One of my favorite Christmases happened in California. My husband and I had lived in Los Angeles for several years. Our first Christmas, we drive to San Francisco after midnight mass on Christmas Eve – a lot shorter drive than the sixteen hundred miles to our families in Texas in ifmy weather. Beside, we both had to be back to work on Monday. That was a glorious trip, filled with small adventures. As anyone who has been to San Francisco can tell you, The City (as it is called by those of us who love it) holds many charms, and we sampled many of them. Believe me, San Francisco can get in your blood!

On this second or third Christmas in California (memory fails me), we drive up US 101 (the "Ventura Highway in the sunshine" in the song made famous by America) through Santa Barbara to San Luis Obispo, then picked up California State Highway 1 to Morro Bay. We dropped into a quaint motel, white with blue trim, on Christmas Eve.

Christmas morning dawned bright and clear. We rose early, ate breakfast, and drove out to a huge, three-story sized rock that jutted out of the water at the edge of the beach, and was called, appropriately, Morro Rock. A few other hardy souls had preceded us to the beach that morning.

If you know about the Pacific Ocean off the coast of California, you know that it is never really warm on the beach. Windbreakers help, but sometimes you need even more. On this Christmas morning, we needed little more than hooded sweatshirts. As we walked, alone together, greeting the few passersby with "Merry Christmas," I heard the sound of the surf and the gulls overhead as the grandest symphony. It touched my soul with joy.

I spied a glint of white. Stooping, I uncovered a perfect sand dollar and carefully put it in my pocket.

On that day, my dear husband and I were completely in harmony with each other, and with our surroundings. Even today, in this moment, if I close my eyes, I can feel the sand give beneeth my feet and the moist breeze cool my face.

I kept that sand dollar for more than ten years. When my aunt died, I took it and a Yellow Rose from Texas to Kentucky. You see, my aunt loved the beach on the Gulf Coast, down near Lake Jackson where she lived for a number of years. She loved Texas, just like I do, even though both of us were born in Kentucky. So I took my cherished sand dollar and the Texas rose to Kentucky to put into her casket. At that time, putting things in caskets was something few people did, but soon her casket contained pictures and other mementos nestled beside her, ready to accompany her on her journey home.

My favorite Christmas had no tree, no beautifully wrapped gifts.

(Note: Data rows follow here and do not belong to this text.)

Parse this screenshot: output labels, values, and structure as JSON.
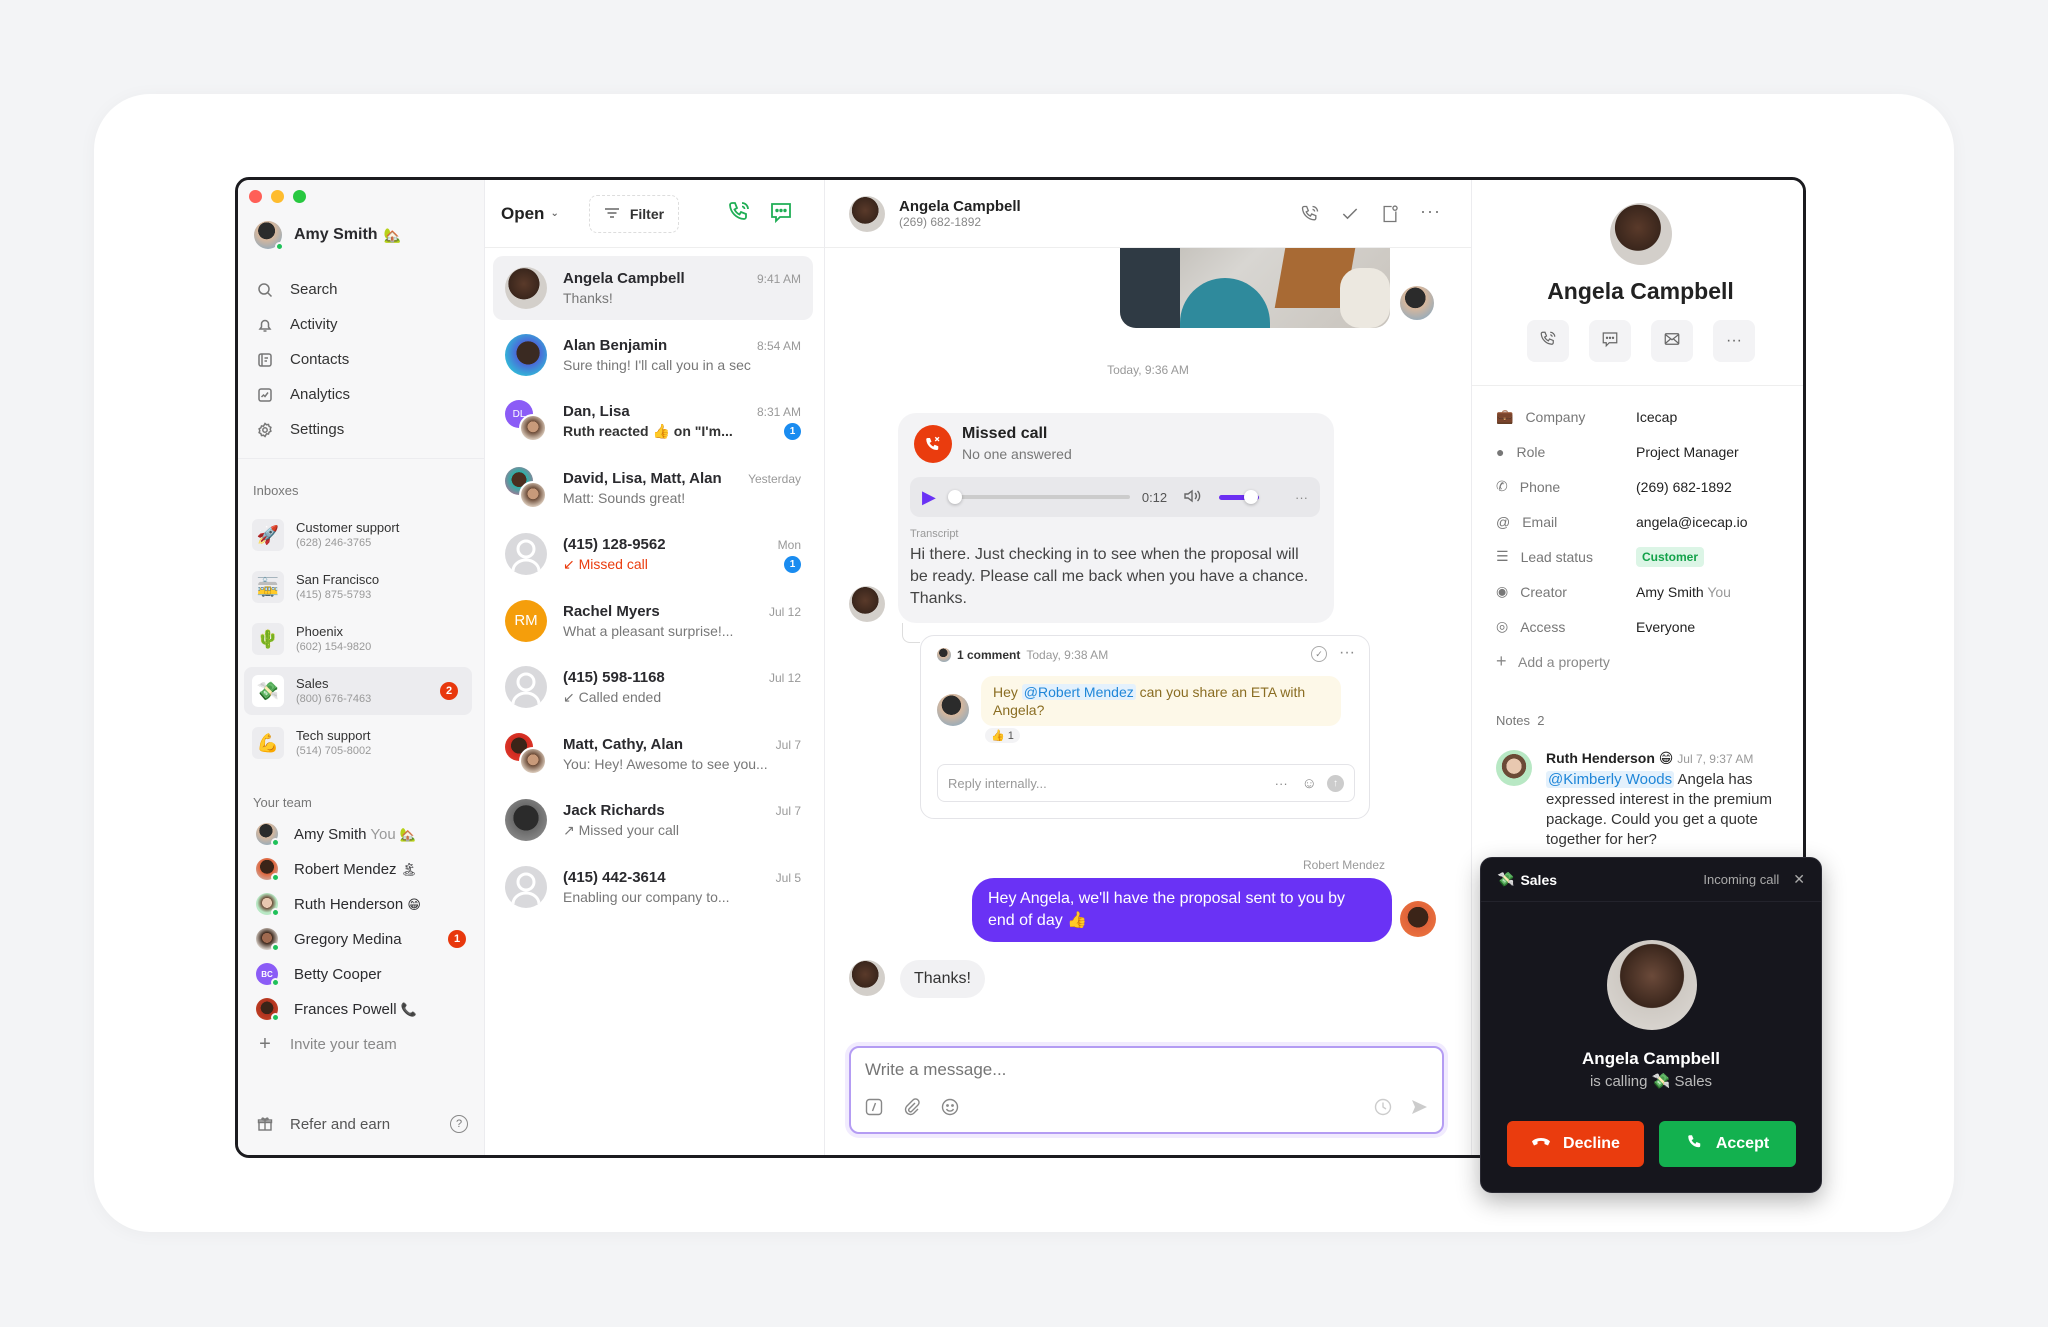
{
  "window": {
    "controls": {
      "close": "#ff5f57",
      "minimize": "#febc2e",
      "maximize": "#28c840"
    }
  },
  "sidebar": {
    "user": {
      "name": "Amy Smith",
      "status_emoji": "🏡"
    },
    "nav": [
      {
        "label": "Search",
        "icon": "search-icon"
      },
      {
        "label": "Activity",
        "icon": "bell-icon"
      },
      {
        "label": "Contacts",
        "icon": "contacts-icon"
      },
      {
        "label": "Analytics",
        "icon": "analytics-icon"
      },
      {
        "label": "Settings",
        "icon": "gear-icon"
      }
    ],
    "inboxes_label": "Inboxes",
    "inboxes": [
      {
        "name": "Customer support",
        "phone": "(628) 246-3765",
        "emoji": "🚀"
      },
      {
        "name": "San Francisco",
        "phone": "(415) 875-5793",
        "emoji": "🚋"
      },
      {
        "name": "Phoenix",
        "phone": "(602) 154-9820",
        "emoji": "🌵"
      },
      {
        "name": "Sales",
        "phone": "(800) 676-7463",
        "emoji": "💸",
        "badge": "2",
        "selected": true
      },
      {
        "name": "Tech support",
        "phone": "(514) 705-8002",
        "emoji": "💪"
      }
    ],
    "team_label": "Your team",
    "team": [
      {
        "name": "Amy Smith",
        "you": "You",
        "emoji": "🏡"
      },
      {
        "name": "Robert Mendez",
        "emoji": "🏝"
      },
      {
        "name": "Ruth Henderson",
        "emoji": "😁"
      },
      {
        "name": "Gregory Medina",
        "badge": "1"
      },
      {
        "name": "Betty Cooper",
        "initials": "BC"
      },
      {
        "name": "Frances Powell",
        "emoji": "📞"
      }
    ],
    "invite": "Invite your team",
    "refer": "Refer and earn"
  },
  "list": {
    "status": "Open",
    "filter": "Filter",
    "conversations": [
      {
        "name": "Angela Campbell",
        "time": "9:41 AM",
        "preview": "Thanks!",
        "selected": true
      },
      {
        "name": "Alan Benjamin",
        "time": "8:54 AM",
        "preview": "Sure thing! I'll call you in a sec"
      },
      {
        "name": "Dan, Lisa",
        "time": "8:31 AM",
        "preview": "Ruth reacted 👍 on \"I'm...",
        "unread": "1",
        "bold": true
      },
      {
        "name": "David, Lisa, Matt, Alan",
        "time": "Yesterday",
        "preview": "Matt: Sounds great!"
      },
      {
        "name": "(415) 128-9562",
        "time": "Mon",
        "preview": "↙ Missed call",
        "unread": "1",
        "missed": true
      },
      {
        "name": "Rachel Myers",
        "time": "Jul 12",
        "preview": "What a pleasant surprise!...",
        "initials": "RM"
      },
      {
        "name": "(415) 598-1168",
        "time": "Jul 12",
        "preview": "↙ Called ended"
      },
      {
        "name": "Matt, Cathy, Alan",
        "time": "Jul 7",
        "preview": "You: Hey! Awesome to see you..."
      },
      {
        "name": "Jack Richards",
        "time": "Jul 7",
        "preview": "↗ Missed your call"
      },
      {
        "name": "(415) 442-3614",
        "time": "Jul 5",
        "preview": "Enabling our company to..."
      }
    ]
  },
  "chat": {
    "contact": {
      "name": "Angela Campbell",
      "phone": "(269) 682-1892"
    },
    "timestamp": "Today, 9:36 AM",
    "missed_call": {
      "title": "Missed call",
      "subtitle": "No one answered",
      "duration": "0:12",
      "playback_progress": 0.0,
      "volume": 0.8,
      "transcript_label": "Transcript",
      "transcript": "Hi there. Just checking in to see when the proposal will be ready. Please call me back when you have a chance. Thanks."
    },
    "comment": {
      "count": "1 comment",
      "time": "Today, 9:38 AM",
      "text_before": "Hey ",
      "mention": "@Robert Mendez",
      "text_after": " can you share an ETA with Angela?",
      "reaction": "👍 1",
      "reply_placeholder": "Reply internally..."
    },
    "outgoing": {
      "sender": "Robert Mendez",
      "text": "Hey Angela, we'll have the proposal sent to you by end of day 👍"
    },
    "incoming": {
      "text": "Thanks!"
    },
    "composer": {
      "placeholder": "Write a message..."
    }
  },
  "profile": {
    "name": "Angela Campbell",
    "properties": [
      {
        "key": "Company",
        "value": "Icecap",
        "icon": "briefcase-icon"
      },
      {
        "key": "Role",
        "value": "Project Manager",
        "icon": "person-icon"
      },
      {
        "key": "Phone",
        "value": "(269) 682-1892",
        "icon": "phone-icon"
      },
      {
        "key": "Email",
        "value": "angela@icecap.io",
        "icon": "at-icon"
      },
      {
        "key": "Lead status",
        "value": "Customer",
        "icon": "list-icon",
        "tag": true
      },
      {
        "key": "Creator",
        "value": "Amy Smith",
        "suffix": "You",
        "icon": "user-circle-icon"
      },
      {
        "key": "Access",
        "value": "Everyone",
        "icon": "eye-icon"
      }
    ],
    "add_property": "Add a property",
    "notes_label": "Notes",
    "notes_count": "2",
    "note": {
      "author": "Ruth Henderson",
      "emoji": "😁",
      "time": "Jul 7, 9:37 AM",
      "mention": "@Kimberly Woods",
      "text": " Angela has expressed interest in the premium package. Could you get a quote together for her?"
    }
  },
  "incoming_call": {
    "inbox": "Sales",
    "inbox_emoji": "💸",
    "label": "Incoming call",
    "caller": "Angela Campbell",
    "subtitle_prefix": "is calling",
    "subtitle_inbox": "Sales",
    "decline": "Decline",
    "accept": "Accept"
  },
  "colors": {
    "accent": "#6a32f5",
    "success": "#13b14f",
    "danger": "#ea3c0e",
    "unread": "#1a8cf0"
  }
}
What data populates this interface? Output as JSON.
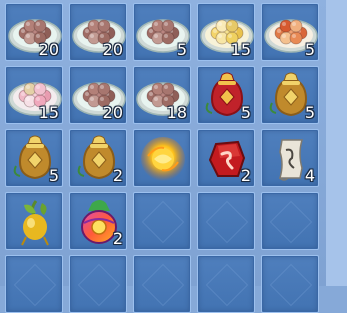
{
  "inventory": {
    "slots": [
      {
        "item": "rice-ball-plate-brown",
        "qty": "20"
      },
      {
        "item": "rice-ball-plate-brown",
        "qty": "20"
      },
      {
        "item": "rice-ball-plate-brown",
        "qty": "5"
      },
      {
        "item": "rice-ball-plate-yellow",
        "qty": "15"
      },
      {
        "item": "rice-ball-plate-red",
        "qty": "5"
      },
      {
        "item": "rice-ball-plate-pink",
        "qty": "15"
      },
      {
        "item": "rice-ball-plate-brown",
        "qty": "20"
      },
      {
        "item": "rice-ball-plate-brown",
        "qty": "18"
      },
      {
        "item": "fortune-bag-red",
        "qty": "5"
      },
      {
        "item": "fortune-bag-gold",
        "qty": "5"
      },
      {
        "item": "fortune-bag-gold",
        "qty": "5"
      },
      {
        "item": "fortune-bag-gold",
        "qty": "2"
      },
      {
        "item": "golden-orb",
        "qty": ""
      },
      {
        "item": "red-rune-stone",
        "qty": "2"
      },
      {
        "item": "paper-scroll",
        "qty": "4"
      },
      {
        "item": "golden-fruit",
        "qty": ""
      },
      {
        "item": "rainbow-bag",
        "qty": "2"
      },
      {
        "item": "empty",
        "qty": ""
      },
      {
        "item": "empty",
        "qty": ""
      },
      {
        "item": "empty",
        "qty": ""
      },
      {
        "item": "empty",
        "qty": ""
      },
      {
        "item": "empty",
        "qty": ""
      },
      {
        "item": "empty",
        "qty": ""
      },
      {
        "item": "empty",
        "qty": ""
      },
      {
        "item": "empty",
        "qty": ""
      }
    ]
  },
  "colors": {
    "slot_bg": "#4a7ab8",
    "slot_border": "#9cc0ee",
    "qty_text": "#ffffff"
  }
}
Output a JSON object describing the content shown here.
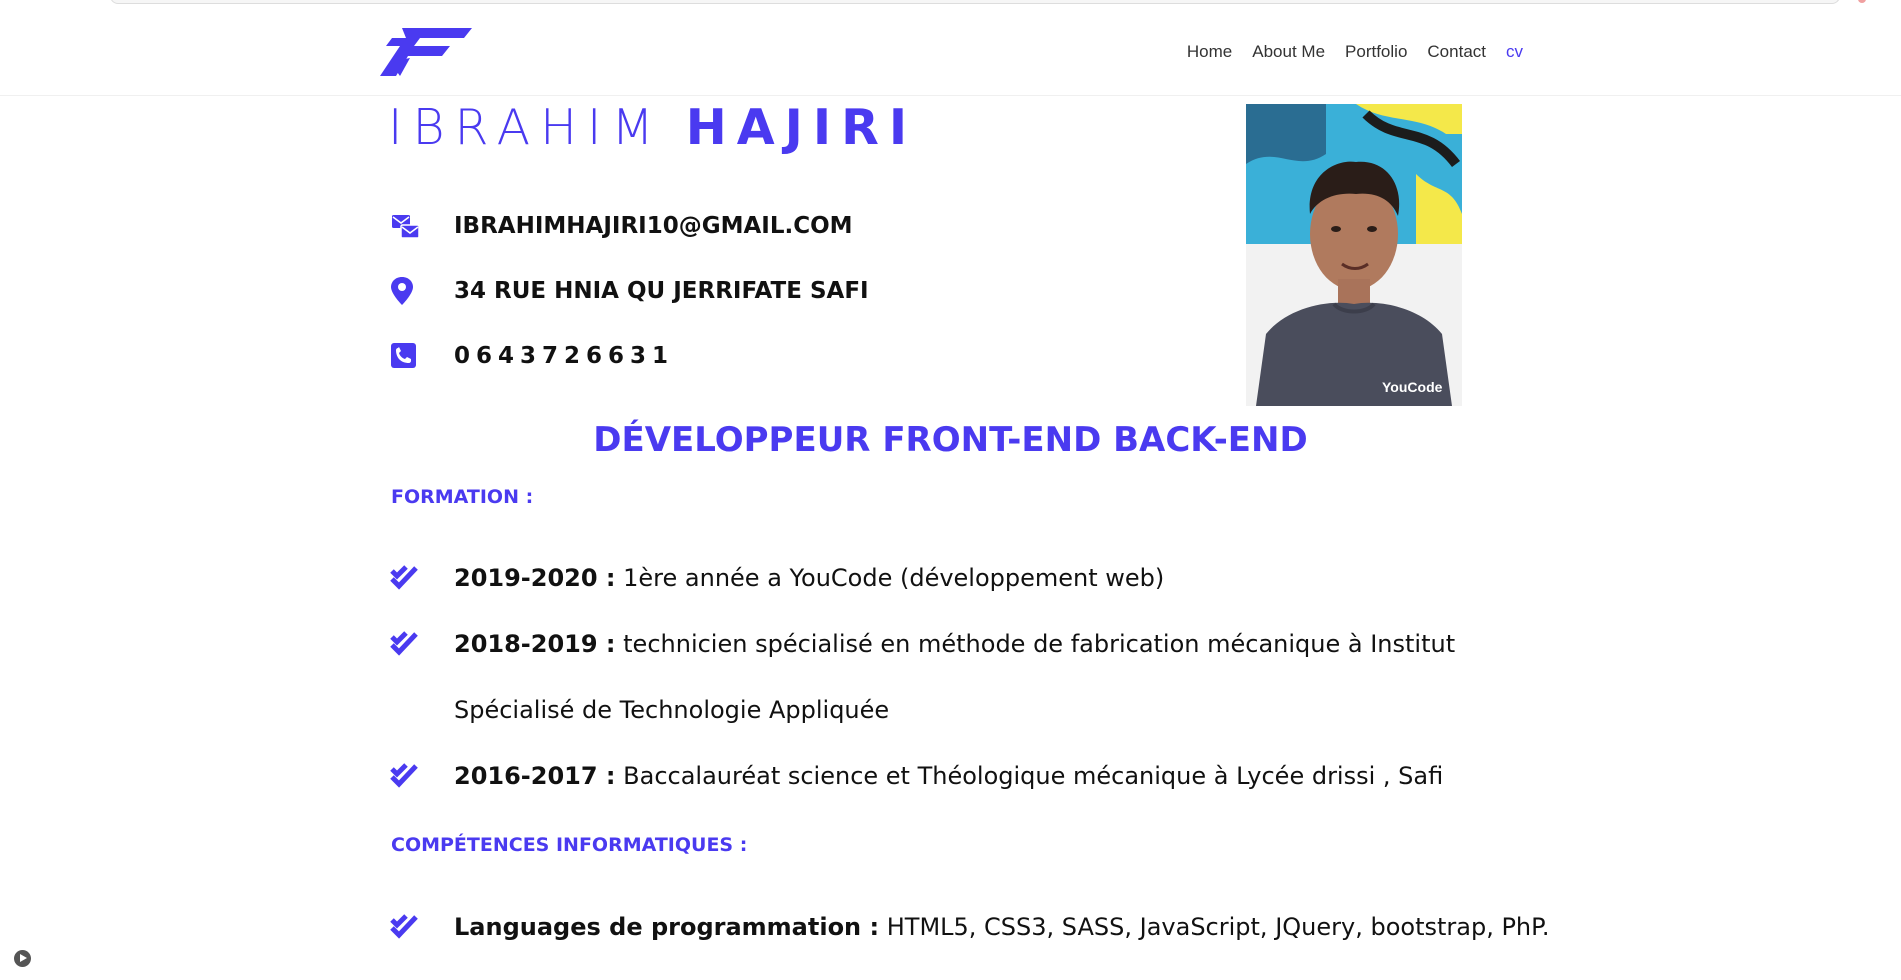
{
  "nav": {
    "items": [
      {
        "label": "Home"
      },
      {
        "label": "About Me"
      },
      {
        "label": "Portfolio"
      },
      {
        "label": "Contact"
      },
      {
        "label": "cv"
      }
    ],
    "active_index": 4
  },
  "profile": {
    "first_name": "IBRAHIM",
    "last_name": "HAJIRI",
    "email": "IBRAHIMHAJIRI10@GMAIL.COM",
    "address": "34 RUE HNIA QU JERRIFATE SAFI",
    "phone": "0643726631",
    "role": "DÉVELOPPEUR FRONT-END BACK-END"
  },
  "formation": {
    "title": "FORMATION :",
    "items": [
      {
        "label": "2019-2020 :",
        "desc": " 1ère année a YouCode (développement web)"
      },
      {
        "label": "2018-2019 :",
        "desc": " technicien spécialisé en méthode de fabrication mécanique à Institut Spécialisé de Technologie Appliquée"
      },
      {
        "label": "2016-2017 :",
        "desc": " Baccalauréat science et Théologique mécanique à Lycée drissi , Safi"
      }
    ]
  },
  "competences": {
    "title": "COMPÉTENCES INFORMATIQUES :",
    "items": [
      {
        "label": "Languages de programmation :",
        "desc": " HTML5, CSS3, SASS, JavaScript, JQuery, bootstrap, PhP."
      }
    ]
  },
  "photo_badge_text": "YouCode",
  "colors": {
    "accent": "#4a3af0",
    "text": "#111111",
    "nav_text": "#333333"
  },
  "icons": {
    "logo": "f-logo-icon",
    "email": "mail-icon",
    "address": "map-marker-icon",
    "phone": "phone-icon",
    "check": "double-check-icon",
    "play": "play-icon"
  }
}
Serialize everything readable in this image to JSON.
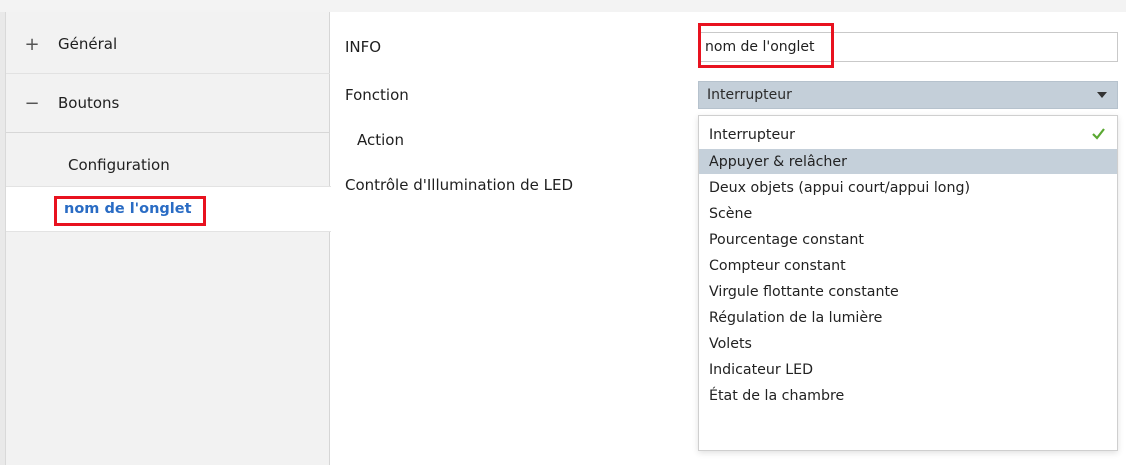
{
  "colors": {
    "link": "#2a6cc4",
    "highlight_box": "#e8121f",
    "select_bg": "#c4cfd9",
    "option_highlight": "#c5d0da",
    "check": "#5aa832"
  },
  "tree": {
    "general": {
      "symbol": "+",
      "label": "Général"
    },
    "boutons": {
      "symbol": "−",
      "label": "Boutons"
    },
    "children": [
      {
        "label": "Configuration"
      },
      {
        "label": "nom de l'onglet"
      }
    ]
  },
  "params": {
    "info_label": "INFO",
    "fonction_label": "Fonction",
    "action_label": "Action",
    "led_label": "Contrôle d'Illumination de LED"
  },
  "info_field": {
    "value": "nom de l'onglet"
  },
  "fonction_select": {
    "selected": "Interrupteur",
    "options": [
      {
        "label": "Interrupteur",
        "checked": true
      },
      {
        "label": "Appuyer & relâcher",
        "hovered": true
      },
      {
        "label": "Deux objets (appui court/appui long)"
      },
      {
        "label": "Scène"
      },
      {
        "label": "Pourcentage constant"
      },
      {
        "label": "Compteur constant"
      },
      {
        "label": "Virgule flottante constante"
      },
      {
        "label": "Régulation de la lumière"
      },
      {
        "label": "Volets"
      },
      {
        "label": "Indicateur LED"
      },
      {
        "label": "État de la chambre"
      }
    ]
  }
}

Instead it was filled with all the things that truly mattered to me – love, the great sea, the beach, the birds and one tiny sand dollar.

Source by Emily Seate